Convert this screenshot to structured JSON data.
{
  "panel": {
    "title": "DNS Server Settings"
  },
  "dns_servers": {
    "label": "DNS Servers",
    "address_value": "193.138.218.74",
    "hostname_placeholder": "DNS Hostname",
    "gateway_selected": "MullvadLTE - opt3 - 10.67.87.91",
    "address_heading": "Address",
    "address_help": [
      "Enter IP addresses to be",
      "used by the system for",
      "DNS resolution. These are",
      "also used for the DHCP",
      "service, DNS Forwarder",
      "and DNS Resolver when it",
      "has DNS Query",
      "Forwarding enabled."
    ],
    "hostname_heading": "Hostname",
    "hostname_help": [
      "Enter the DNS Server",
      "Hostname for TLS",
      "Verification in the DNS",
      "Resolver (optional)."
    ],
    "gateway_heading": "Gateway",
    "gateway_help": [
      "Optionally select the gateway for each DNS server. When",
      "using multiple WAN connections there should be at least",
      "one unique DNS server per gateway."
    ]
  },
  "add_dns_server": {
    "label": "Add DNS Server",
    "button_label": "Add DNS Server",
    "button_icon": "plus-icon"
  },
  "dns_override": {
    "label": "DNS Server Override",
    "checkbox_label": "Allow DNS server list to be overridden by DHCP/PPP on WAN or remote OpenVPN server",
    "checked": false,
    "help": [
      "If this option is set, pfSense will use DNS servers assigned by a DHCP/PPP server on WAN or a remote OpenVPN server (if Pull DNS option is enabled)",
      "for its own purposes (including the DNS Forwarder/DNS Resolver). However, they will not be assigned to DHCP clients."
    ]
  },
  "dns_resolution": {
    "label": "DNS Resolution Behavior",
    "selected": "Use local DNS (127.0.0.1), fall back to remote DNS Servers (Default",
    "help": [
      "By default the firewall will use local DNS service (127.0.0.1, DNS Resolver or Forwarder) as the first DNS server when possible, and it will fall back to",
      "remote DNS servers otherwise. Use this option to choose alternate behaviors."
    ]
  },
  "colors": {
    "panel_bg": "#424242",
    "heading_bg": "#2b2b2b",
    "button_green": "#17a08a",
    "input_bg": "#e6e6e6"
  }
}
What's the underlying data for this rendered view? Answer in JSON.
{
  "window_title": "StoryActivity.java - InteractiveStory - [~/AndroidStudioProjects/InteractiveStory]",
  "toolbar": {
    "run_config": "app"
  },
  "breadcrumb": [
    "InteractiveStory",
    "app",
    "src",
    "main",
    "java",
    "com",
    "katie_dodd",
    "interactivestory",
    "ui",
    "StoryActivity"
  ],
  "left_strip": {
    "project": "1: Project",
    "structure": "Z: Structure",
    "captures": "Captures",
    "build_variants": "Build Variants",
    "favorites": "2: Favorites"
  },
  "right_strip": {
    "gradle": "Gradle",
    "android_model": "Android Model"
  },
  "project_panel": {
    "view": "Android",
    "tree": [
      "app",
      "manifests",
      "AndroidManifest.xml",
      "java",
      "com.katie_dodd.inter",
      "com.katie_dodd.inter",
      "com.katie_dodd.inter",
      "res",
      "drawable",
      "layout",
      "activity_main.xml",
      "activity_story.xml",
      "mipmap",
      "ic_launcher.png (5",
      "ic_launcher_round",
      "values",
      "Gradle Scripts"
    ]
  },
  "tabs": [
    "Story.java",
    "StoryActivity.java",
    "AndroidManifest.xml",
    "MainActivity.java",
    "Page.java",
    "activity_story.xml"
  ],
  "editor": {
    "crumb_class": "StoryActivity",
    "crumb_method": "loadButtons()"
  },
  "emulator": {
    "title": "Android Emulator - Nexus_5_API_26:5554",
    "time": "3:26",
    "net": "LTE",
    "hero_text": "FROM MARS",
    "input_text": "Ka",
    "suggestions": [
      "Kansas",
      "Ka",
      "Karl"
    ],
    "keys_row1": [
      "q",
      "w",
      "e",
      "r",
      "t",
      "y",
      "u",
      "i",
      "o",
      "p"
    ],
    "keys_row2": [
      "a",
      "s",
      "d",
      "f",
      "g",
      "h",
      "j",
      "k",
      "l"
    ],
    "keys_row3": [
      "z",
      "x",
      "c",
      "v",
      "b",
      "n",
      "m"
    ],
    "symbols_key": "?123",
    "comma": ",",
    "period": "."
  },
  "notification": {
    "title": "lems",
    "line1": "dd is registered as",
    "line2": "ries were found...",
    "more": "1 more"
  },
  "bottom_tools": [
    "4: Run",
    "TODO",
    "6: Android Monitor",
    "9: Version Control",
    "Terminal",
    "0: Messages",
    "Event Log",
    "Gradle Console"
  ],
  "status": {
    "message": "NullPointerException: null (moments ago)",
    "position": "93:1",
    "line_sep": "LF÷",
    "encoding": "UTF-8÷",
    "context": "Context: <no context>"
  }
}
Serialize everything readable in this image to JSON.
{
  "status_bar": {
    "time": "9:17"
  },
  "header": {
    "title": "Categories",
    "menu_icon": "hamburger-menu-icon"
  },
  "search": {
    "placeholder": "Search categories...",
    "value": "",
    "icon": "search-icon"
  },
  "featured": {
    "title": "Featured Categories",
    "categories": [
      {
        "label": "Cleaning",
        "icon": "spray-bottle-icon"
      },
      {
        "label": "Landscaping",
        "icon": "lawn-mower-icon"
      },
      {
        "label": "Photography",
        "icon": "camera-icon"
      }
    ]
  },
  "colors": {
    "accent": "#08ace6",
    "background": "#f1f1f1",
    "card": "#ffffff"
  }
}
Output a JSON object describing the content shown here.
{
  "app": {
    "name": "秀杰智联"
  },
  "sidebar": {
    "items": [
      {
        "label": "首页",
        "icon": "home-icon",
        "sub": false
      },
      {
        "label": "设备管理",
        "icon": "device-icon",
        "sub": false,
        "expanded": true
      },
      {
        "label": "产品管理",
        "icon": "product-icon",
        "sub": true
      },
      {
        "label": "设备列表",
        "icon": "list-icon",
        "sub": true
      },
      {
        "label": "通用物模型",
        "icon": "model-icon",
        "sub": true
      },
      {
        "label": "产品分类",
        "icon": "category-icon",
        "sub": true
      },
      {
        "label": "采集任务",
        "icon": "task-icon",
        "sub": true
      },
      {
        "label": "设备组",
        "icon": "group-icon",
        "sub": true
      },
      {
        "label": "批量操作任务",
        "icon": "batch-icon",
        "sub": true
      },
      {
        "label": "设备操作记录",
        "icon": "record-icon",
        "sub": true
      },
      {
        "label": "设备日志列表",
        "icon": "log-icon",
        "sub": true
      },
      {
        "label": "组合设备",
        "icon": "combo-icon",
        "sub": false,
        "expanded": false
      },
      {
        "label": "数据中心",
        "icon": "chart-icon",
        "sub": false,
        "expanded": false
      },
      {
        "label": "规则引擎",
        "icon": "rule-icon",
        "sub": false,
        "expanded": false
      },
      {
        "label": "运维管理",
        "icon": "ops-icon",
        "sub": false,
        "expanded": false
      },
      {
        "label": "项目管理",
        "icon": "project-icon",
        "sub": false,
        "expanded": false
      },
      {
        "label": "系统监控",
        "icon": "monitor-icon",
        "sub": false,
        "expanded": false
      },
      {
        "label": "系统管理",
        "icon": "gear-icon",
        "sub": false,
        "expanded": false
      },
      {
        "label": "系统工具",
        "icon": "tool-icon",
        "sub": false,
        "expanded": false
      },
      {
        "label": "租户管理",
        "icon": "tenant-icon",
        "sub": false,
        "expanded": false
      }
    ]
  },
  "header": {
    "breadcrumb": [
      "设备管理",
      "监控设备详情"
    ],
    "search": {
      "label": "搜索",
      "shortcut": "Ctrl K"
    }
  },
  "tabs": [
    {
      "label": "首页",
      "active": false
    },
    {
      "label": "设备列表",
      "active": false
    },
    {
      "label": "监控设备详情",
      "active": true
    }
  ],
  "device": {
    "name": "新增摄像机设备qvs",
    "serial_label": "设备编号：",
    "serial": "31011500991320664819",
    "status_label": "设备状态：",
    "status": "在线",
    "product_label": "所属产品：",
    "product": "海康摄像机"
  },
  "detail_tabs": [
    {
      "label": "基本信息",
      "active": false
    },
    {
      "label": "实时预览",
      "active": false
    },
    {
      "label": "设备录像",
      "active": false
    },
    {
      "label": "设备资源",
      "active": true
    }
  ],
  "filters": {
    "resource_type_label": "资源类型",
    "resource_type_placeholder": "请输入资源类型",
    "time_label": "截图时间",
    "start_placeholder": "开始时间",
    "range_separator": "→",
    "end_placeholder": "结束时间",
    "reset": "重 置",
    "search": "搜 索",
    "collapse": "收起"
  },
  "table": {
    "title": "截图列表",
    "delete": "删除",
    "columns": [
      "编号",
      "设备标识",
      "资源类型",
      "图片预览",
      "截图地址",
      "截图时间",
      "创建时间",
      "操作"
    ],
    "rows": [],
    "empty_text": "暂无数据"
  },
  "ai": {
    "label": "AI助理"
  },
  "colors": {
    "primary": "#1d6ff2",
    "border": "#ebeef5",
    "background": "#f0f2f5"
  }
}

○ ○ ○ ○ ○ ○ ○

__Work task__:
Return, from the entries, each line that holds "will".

__Result for this exercise__:
      "If this option is set, pfSense will use DNS servers assigned by a DHCP/PPP server on WAN or a remote OpenVPN server (if Pull DNS option is enabled)",
      "for its own purposes (including the DNS Forwarder/DNS Resolver). However, they will not be assigned to DHCP clients."
      "By default the firewall will use local DNS service (127.0.0.1, DNS Resolver or Forwarder) as the first DNS server when possible, and it will fall back to",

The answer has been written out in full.